That threat is an impending R&D collapse.

This seems odd given that in an era when Republicans and Democrats can't seem to agree on much, one area where they have been able to reach consensus is on the importance of the United States remaining a leader in scientific research and innovation.

But as the country settles in for a long sequester, the cuts in R&D will be felt immediately. Federally funded research from energy to agriculture will drop nearly 9 percent this year with similar cuts in the years to come.

According to the Information Technology & Innovation Foundation (ITIF), these cuts will cause a shortfall in federal R&D spending of about $95 billion by 2021. ITIF estimates that such a large cut in R&D spending will reduce U.S. GDP by up to $860 billion over the same period.

Strengthening the blow, these reductions come at a time when the rest of the world is starting to increase their investments in research programs. While the U.S. still spends the most in real terms, America has dropped to fifth in spending in relation to its GPD. That title was lost in 2000 when Japan took the top spot.

While U.S. spending remains stagnant and, under sequestration, soon to be nonexistent, China's spending has continued to rise. The People's Republic is expected to spend $220 billion this year, just over half of the U.S.'s total. However, that is an increase of 11.6 percent from 2012 spending levels. If that kind of growth continues, the U.S. will fail to be the global leader in total R&D spending by 2023.

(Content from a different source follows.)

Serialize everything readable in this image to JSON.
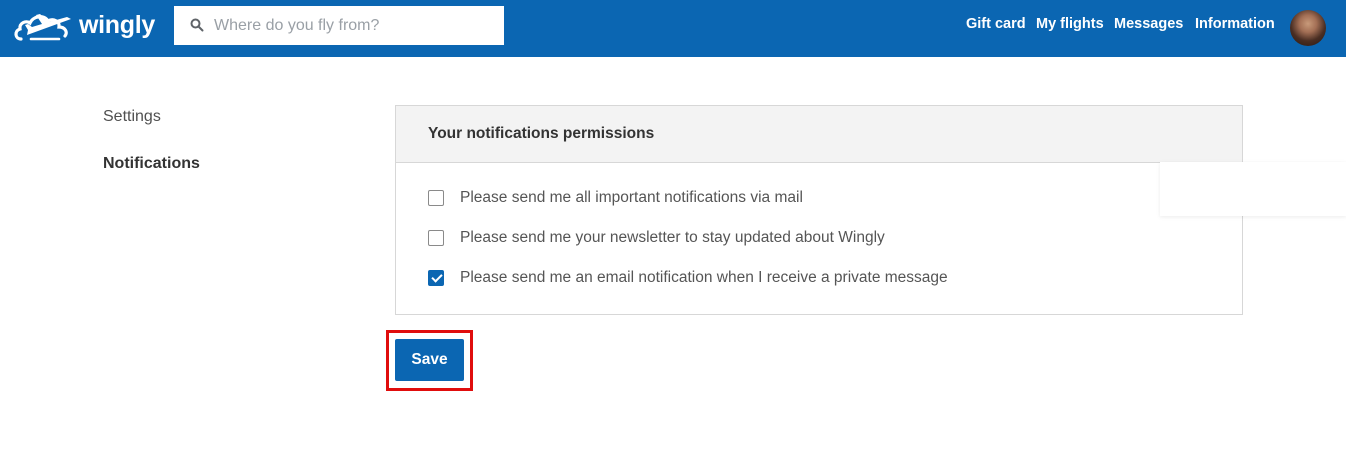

As federal funding is slashed, public officials shouldn't hold their breath for the private sector to make up for the gap.

The reason: corporations rarely invest in basic research, mostly due to the fact that they will be unable to reap the full financial rewards of the knowledge gained in the process. If they do commit capital to a project, once the results are implemented in a product, other firms will be able see how that knowledge was gained through patents and reverse engineering.

That is why U.S. R&D spending is critical. The federal government funds about 60 percent of all basic research in the United States. That research often springboards other companies to invest in auxiliary programs giving rise to new products and discoveries. Together they form a symbiotic relationship -- without federally funded basic research, the private sector will falter.

Notwithstanding, there is clear evidence that government-funded R&D programs bolster innovation and the economy. These programs often lead to the formation of new markets and products, some never thought imaginable.

Just think where Silicon Valley would be today without the federal government laying the groundwork for the Internet or developing mobile phone technology. The latter of which has created over 500,000 mobile app jobs in the U.S. since the introduction of the iPhone.

The U.S. has a storied history of R&D successes. The launching pad for this string of trophies happened with the "Sputnik Crisis" that awoke a nation into gazing into the stars. That moment was a success because the Space Race was not a partisan issue but was an American issue. Leaders on both sides of the aisle understood the importance of investing in R&D programs to compete with the Soviets and lead the world.

President Obama and Republican leaders often are at odds over issues where there is serious ideological divide. The division in R&D funding is purely political. It is time to put away those differences and start funding these programs that drive the economy and foster innovation.